Her open letter to Prime Minister Lee Hsien Loong last month caused a stir.
In it, author Catherine Lim claimed that Singaporeans "no longer trust their Government and the Government no longer cares about regaining their trust".
There was no rebuke from political leaders. No call for her to step into the political arena.
She told The New Paper: "Deep down, I suspect the Government actually respects integrity."
"That's why the worst has not happened. When I speak up, no one calls me up."
That wasn't the case in 1994. She wrote two articles - her analysis of the leadership styles - and received a strong response. There were calls for her to step into the political ring if she wants to have her say. She did not.
That will not change any time soon either.
"I'm not fit for political office," she said. "I don't have the qualities and the talent.
"More importantly, I don't have the inclination."
The woman dubbed Mr Lee Kuan Yew's "most persistently perceptive critic" described herself as too "ferociously independent".
That's why she laughed off farm owner Ivy Singh-Lim's proposal to set up a political party.
"If I join a party, they would boot me out in two months because I'm so opinionated, I won't go by consensus," she added.

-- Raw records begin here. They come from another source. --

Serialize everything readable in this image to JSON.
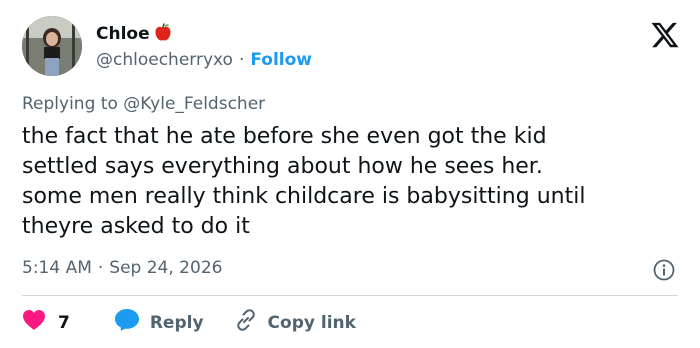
{
  "author": {
    "display_name": "Chloe",
    "name_emoji": "apple-icon",
    "handle": "@chloecherryxo",
    "separator": "·",
    "follow_label": "Follow"
  },
  "reply_context": {
    "prefix": "Replying to ",
    "mention": "@Kyle_Feldscher"
  },
  "tweet": {
    "text": "the fact that he ate before she even got the kid\nsettled says everything about how he sees her.\nsome men really think childcare is babysitting until\ntheyre asked to do it"
  },
  "meta": {
    "time": "5:14 AM",
    "separator": "·",
    "date": "Sep 24, 2026"
  },
  "actions": {
    "likes_count": "7",
    "reply_label": "Reply",
    "copy_label": "Copy link"
  },
  "colors": {
    "text": "#0f1419",
    "secondary": "#536471",
    "accent": "#1d9bf0",
    "like": "#f91880",
    "divider": "#cfd9de"
  },
  "icons": [
    "x-logo-icon",
    "apple-icon",
    "info-icon",
    "heart-icon",
    "reply-bubble-icon",
    "link-icon"
  ]
}
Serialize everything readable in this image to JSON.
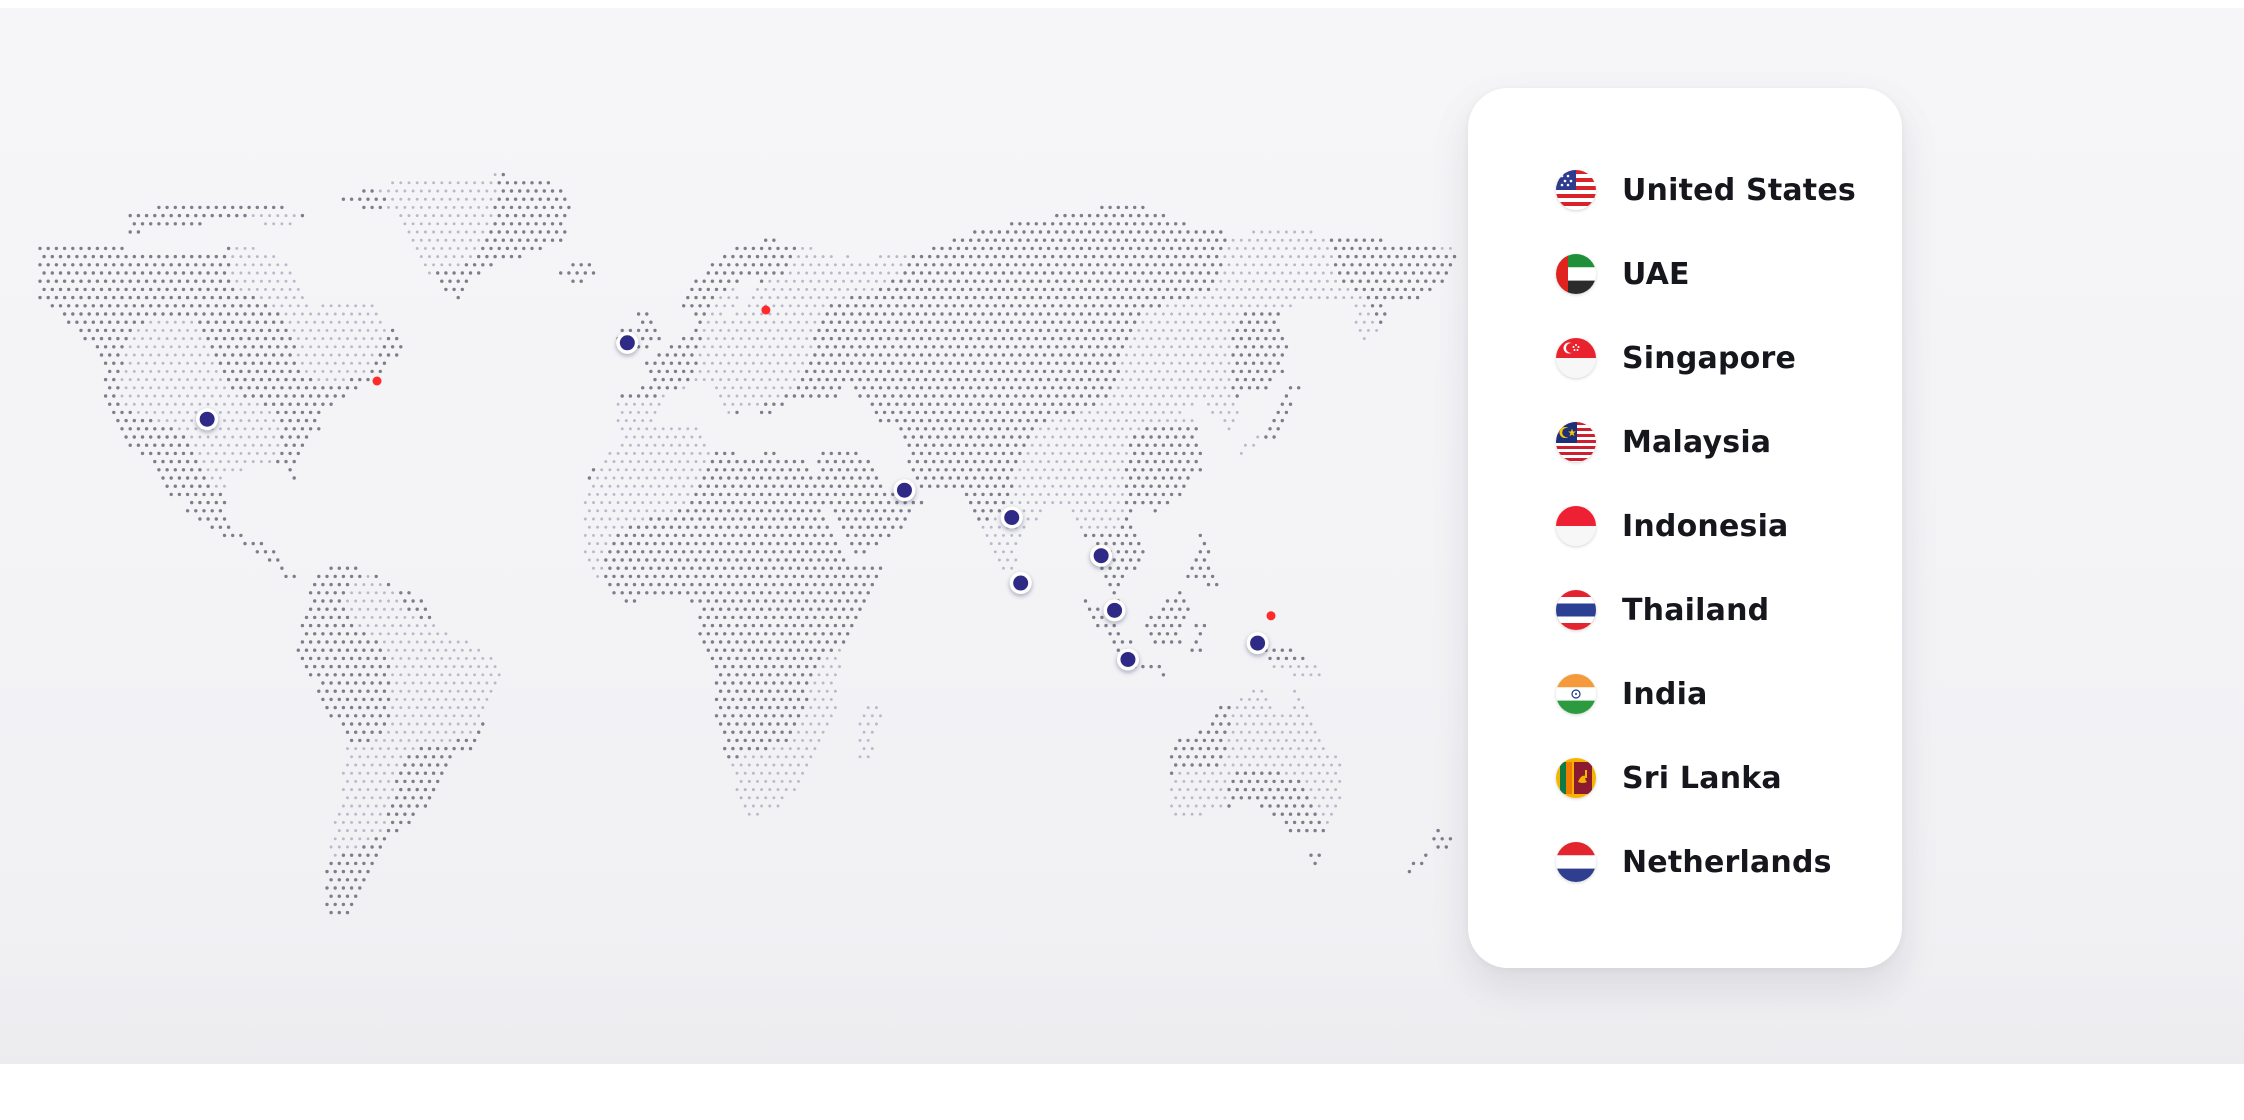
{
  "map": {
    "colors": {
      "land_dot": "#7d7d8c",
      "land_dot_light": "#b7b9cc",
      "office_marker": "#2f2a86",
      "office_ring": "#ffffff",
      "accent_marker": "#ff2a2a"
    },
    "markers": [
      {
        "kind": "office",
        "lon": -101,
        "lat": 38
      },
      {
        "kind": "accent",
        "lon": -63,
        "lat": 45
      },
      {
        "kind": "office",
        "lon": -7,
        "lat": 52
      },
      {
        "kind": "accent",
        "lon": 24,
        "lat": 58
      },
      {
        "kind": "office",
        "lon": 55,
        "lat": 25
      },
      {
        "kind": "office",
        "lon": 79,
        "lat": 20
      },
      {
        "kind": "office",
        "lon": 81,
        "lat": 8
      },
      {
        "kind": "office",
        "lon": 99,
        "lat": 13
      },
      {
        "kind": "office",
        "lon": 102,
        "lat": 3
      },
      {
        "kind": "office",
        "lon": 105,
        "lat": -6
      },
      {
        "kind": "office",
        "lon": 134,
        "lat": -3
      },
      {
        "kind": "accent",
        "lon": 137,
        "lat": 2
      }
    ]
  },
  "legend": {
    "items": [
      {
        "label": "United States",
        "flag": "us-flag-icon"
      },
      {
        "label": "UAE",
        "flag": "uae-flag-icon"
      },
      {
        "label": "Singapore",
        "flag": "singapore-flag-icon"
      },
      {
        "label": "Malaysia",
        "flag": "malaysia-flag-icon"
      },
      {
        "label": "Indonesia",
        "flag": "indonesia-flag-icon"
      },
      {
        "label": "Thailand",
        "flag": "thailand-flag-icon"
      },
      {
        "label": "India",
        "flag": "india-flag-icon"
      },
      {
        "label": "Sri Lanka",
        "flag": "sri-lanka-flag-icon"
      },
      {
        "label": "Netherlands",
        "flag": "netherlands-flag-icon"
      }
    ]
  }
}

What the 72-year-old would rather do is pen her observations, like that open letter to Mr Lee.
Post-General Election 2011, she had decided not to write any political commentaries but watch and observe.
"I'm quiet because I have nothing new to say and I never like to say old things," she said.
Sensing a "distinct hardening of the government position" through actions like the $50,000 bond that some online news sites had to post and the PM's defamation suit against blogger Roy Ngerng, Ms Lim became nervous.
"I won't write it if I have nothing urgent to say," she added. "I deliberately made my opening line absolutely gripping."
That open letter netted more than 300 replies in a week on her website.
She was happy at how it sparked debate and raised awareness on government-people ties.
"If the relationship between the Government and people isn't good or healthy, they're finished," she declared. "Never mind the infrastructure, the bread and butter issues."
Next up is a book to mark Singapore turning 50 next year, to be launched in late October.
Expect her personal story, blended with political observations.